Raw data -

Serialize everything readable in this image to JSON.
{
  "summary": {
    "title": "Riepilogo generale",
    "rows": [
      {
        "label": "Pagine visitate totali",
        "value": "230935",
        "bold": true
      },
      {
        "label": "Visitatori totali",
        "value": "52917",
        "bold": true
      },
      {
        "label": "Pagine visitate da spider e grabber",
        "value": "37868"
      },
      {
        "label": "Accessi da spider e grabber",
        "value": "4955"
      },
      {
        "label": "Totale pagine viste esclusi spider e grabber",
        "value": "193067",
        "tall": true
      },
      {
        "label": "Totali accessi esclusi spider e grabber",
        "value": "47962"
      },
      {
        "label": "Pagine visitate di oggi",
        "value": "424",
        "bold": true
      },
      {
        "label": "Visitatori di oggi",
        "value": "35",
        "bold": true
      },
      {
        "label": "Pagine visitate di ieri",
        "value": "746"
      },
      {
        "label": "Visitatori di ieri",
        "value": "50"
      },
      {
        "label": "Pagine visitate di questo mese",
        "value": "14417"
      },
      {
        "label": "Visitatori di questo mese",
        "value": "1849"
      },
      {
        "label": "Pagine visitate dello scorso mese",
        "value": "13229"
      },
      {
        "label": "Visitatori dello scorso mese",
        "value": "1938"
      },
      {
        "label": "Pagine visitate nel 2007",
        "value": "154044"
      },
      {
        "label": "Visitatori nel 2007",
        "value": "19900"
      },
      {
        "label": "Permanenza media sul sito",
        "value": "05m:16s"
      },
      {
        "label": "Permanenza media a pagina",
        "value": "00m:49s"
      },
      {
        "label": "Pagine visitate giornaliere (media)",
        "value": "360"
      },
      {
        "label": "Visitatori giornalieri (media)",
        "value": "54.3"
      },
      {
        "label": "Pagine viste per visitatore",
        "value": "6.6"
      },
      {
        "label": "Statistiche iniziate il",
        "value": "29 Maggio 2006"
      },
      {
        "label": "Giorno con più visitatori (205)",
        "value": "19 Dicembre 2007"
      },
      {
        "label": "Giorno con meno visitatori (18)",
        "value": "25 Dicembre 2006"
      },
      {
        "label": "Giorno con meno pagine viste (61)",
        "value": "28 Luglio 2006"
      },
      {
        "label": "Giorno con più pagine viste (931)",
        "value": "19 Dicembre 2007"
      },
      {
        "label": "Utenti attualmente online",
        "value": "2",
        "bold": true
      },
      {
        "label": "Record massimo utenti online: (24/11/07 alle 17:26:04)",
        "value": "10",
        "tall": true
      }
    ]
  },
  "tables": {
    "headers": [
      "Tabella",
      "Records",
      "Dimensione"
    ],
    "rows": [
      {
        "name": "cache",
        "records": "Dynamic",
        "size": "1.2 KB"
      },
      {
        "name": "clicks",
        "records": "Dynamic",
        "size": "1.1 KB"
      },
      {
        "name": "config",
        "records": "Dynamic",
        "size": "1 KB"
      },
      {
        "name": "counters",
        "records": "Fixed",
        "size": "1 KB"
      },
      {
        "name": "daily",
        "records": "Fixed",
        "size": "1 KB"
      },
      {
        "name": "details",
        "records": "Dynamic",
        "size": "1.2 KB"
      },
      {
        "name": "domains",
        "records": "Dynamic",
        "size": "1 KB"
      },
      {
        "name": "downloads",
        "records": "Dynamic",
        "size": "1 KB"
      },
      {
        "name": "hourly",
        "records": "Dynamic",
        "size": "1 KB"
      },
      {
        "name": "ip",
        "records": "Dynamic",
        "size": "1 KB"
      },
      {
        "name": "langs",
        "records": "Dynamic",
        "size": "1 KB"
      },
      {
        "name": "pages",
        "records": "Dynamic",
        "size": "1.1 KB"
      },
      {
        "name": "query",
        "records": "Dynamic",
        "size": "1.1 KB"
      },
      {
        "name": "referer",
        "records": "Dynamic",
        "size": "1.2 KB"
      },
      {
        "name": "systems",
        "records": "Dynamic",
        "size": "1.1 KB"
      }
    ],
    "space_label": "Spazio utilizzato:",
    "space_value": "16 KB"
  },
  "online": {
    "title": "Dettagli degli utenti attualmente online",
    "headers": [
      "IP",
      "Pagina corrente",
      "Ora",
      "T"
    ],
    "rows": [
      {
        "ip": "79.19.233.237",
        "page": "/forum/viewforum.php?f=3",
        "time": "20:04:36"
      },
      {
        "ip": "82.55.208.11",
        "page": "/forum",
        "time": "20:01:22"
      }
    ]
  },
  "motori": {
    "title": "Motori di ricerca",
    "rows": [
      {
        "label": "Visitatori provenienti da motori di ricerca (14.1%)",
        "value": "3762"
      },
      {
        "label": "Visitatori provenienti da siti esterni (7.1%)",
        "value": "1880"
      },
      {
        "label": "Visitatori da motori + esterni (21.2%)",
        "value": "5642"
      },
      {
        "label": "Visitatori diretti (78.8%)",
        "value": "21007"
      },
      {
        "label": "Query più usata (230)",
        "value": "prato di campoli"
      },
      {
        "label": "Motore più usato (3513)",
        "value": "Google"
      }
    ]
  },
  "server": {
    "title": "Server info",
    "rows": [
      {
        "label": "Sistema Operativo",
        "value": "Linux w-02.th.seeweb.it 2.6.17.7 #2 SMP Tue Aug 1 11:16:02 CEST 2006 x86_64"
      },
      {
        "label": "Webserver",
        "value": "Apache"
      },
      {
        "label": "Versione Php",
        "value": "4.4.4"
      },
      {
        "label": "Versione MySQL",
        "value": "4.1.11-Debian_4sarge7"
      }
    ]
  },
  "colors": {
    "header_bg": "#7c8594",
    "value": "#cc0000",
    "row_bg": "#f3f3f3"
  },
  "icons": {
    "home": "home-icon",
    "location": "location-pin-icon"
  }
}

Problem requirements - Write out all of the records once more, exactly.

Completed task -
Serialize everything readable in this image to JSON.
{
  "summary": {
    "title": "Riepilogo generale",
    "rows": [
      {
        "label": "Pagine visitate totali",
        "value": "230935",
        "bold": true
      },
      {
        "label": "Visitatori totali",
        "value": "52917",
        "bold": true
      },
      {
        "label": "Pagine visitate da spider e grabber",
        "value": "37868"
      },
      {
        "label": "Accessi da spider e grabber",
        "value": "4955"
      },
      {
        "label": "Totale pagine viste esclusi spider e grabber",
        "value": "193067",
        "tall": true
      },
      {
        "label": "Totali accessi esclusi spider e grabber",
        "value": "47962"
      },
      {
        "label": "Pagine visitate di oggi",
        "value": "424",
        "bold": true
      },
      {
        "label": "Visitatori di oggi",
        "value": "35",
        "bold": true
      },
      {
        "label": "Pagine visitate di ieri",
        "value": "746"
      },
      {
        "label": "Visitatori di ieri",
        "value": "50"
      },
      {
        "label": "Pagine visitate di questo mese",
        "value": "14417"
      },
      {
        "label": "Visitatori di questo mese",
        "value": "1849"
      },
      {
        "label": "Pagine visitate dello scorso mese",
        "value": "13229"
      },
      {
        "label": "Visitatori dello scorso mese",
        "value": "1938"
      },
      {
        "label": "Pagine visitate nel 2007",
        "value": "154044"
      },
      {
        "label": "Visitatori nel 2007",
        "value": "19900"
      },
      {
        "label": "Permanenza media sul sito",
        "value": "05m:16s"
      },
      {
        "label": "Permanenza media a pagina",
        "value": "00m:49s"
      },
      {
        "label": "Pagine visitate giornaliere (media)",
        "value": "360"
      },
      {
        "label": "Visitatori giornalieri (media)",
        "value": "54.3"
      },
      {
        "label": "Pagine viste per visitatore",
        "value": "6.6"
      },
      {
        "label": "Statistiche iniziate il",
        "value": "29 Maggio 2006"
      },
      {
        "label": "Giorno con più visitatori (205)",
        "value": "19 Dicembre 2007"
      },
      {
        "label": "Giorno con meno visitatori (18)",
        "value": "25 Dicembre 2006"
      },
      {
        "label": "Giorno con meno pagine viste (61)",
        "value": "28 Luglio 2006"
      },
      {
        "label": "Giorno con più pagine viste (931)",
        "value": "19 Dicembre 2007"
      },
      {
        "label": "Utenti attualmente online",
        "value": "2",
        "bold": true
      },
      {
        "label": "Record massimo utenti online: (24/11/07 alle 17:26:04)",
        "value": "10",
        "tall": true
      }
    ]
  },
  "tables": {
    "headers": [
      "Tabella",
      "Records",
      "Dimensione"
    ],
    "rows": [
      {
        "name": "cache",
        "records": "Dynamic",
        "size": "1.2 KB"
      },
      {
        "name": "clicks",
        "records": "Dynamic",
        "size": "1.1 KB"
      },
      {
        "name": "config",
        "records": "Dynamic",
        "size": "1 KB"
      },
      {
        "name": "counters",
        "records": "Fixed",
        "size": "1 KB"
      },
      {
        "name": "daily",
        "records": "Fixed",
        "size": "1 KB"
      },
      {
        "name": "details",
        "records": "Dynamic",
        "size": "1.2 KB"
      },
      {
        "name": "domains",
        "records": "Dynamic",
        "size": "1 KB"
      },
      {
        "name": "downloads",
        "records": "Dynamic",
        "size": "1 KB"
      },
      {
        "name": "hourly",
        "records": "Dynamic",
        "size": "1 KB"
      },
      {
        "name": "ip",
        "records": "Dynamic",
        "size": "1 KB"
      },
      {
        "name": "langs",
        "records": "Dynamic",
        "size": "1 KB"
      },
      {
        "name": "pages",
        "records": "Dynamic",
        "size": "1.1 KB"
      },
      {
        "name": "query",
        "records": "Dynamic",
        "size": "1.1 KB"
      },
      {
        "name": "referer",
        "records": "Dynamic",
        "size": "1.2 KB"
      },
      {
        "name": "systems",
        "records": "Dynamic",
        "size": "1.1 KB"
      }
    ],
    "space_label": "Spazio utilizzato:",
    "space_value": "16 KB"
  },
  "online": {
    "title": "Dettagli degli utenti attualmente online",
    "headers": [
      "IP",
      "Pagina corrente",
      "Ora",
      "T"
    ],
    "rows": [
      {
        "ip": "79.19.233.237",
        "page": "/forum/viewforum.php?f=3",
        "time": "20:04:36"
      },
      {
        "ip": "82.55.208.11",
        "page": "/forum",
        "time": "20:01:22"
      }
    ]
  },
  "motori": {
    "title": "Motori di ricerca",
    "rows": [
      {
        "label": "Visitatori provenienti da motori di ricerca (14.1%)",
        "value": "3762"
      },
      {
        "label": "Visitatori provenienti da siti esterni (7.1%)",
        "value": "1880"
      },
      {
        "label": "Visitatori da motori + esterni (21.2%)",
        "value": "5642"
      },
      {
        "label": "Visitatori diretti (78.8%)",
        "value": "21007"
      },
      {
        "label": "Query più usata (230)",
        "value": "prato di campoli"
      },
      {
        "label": "Motore più usato (3513)",
        "value": "Google"
      }
    ]
  },
  "server": {
    "title": "Server info",
    "rows": [
      {
        "label": "Sistema Operativo",
        "value": "Linux w-02.th.seeweb.it 2.6.17.7 #2 SMP Tue Aug 1 11:16:02 CEST 2006 x86_64"
      },
      {
        "label": "Webserver",
        "value": "Apache"
      },
      {
        "label": "Versione Php",
        "value": "4.4.4"
      },
      {
        "label": "Versione MySQL",
        "value": "4.1.11-Debian_4sarge7"
      }
    ]
  },
  "colors": {
    "header_bg": "#7c8594",
    "value": "#cc0000",
    "row_bg": "#f3f3f3"
  },
  "icons": {
    "home": "home-icon",
    "location": "location-pin-icon"
  }
}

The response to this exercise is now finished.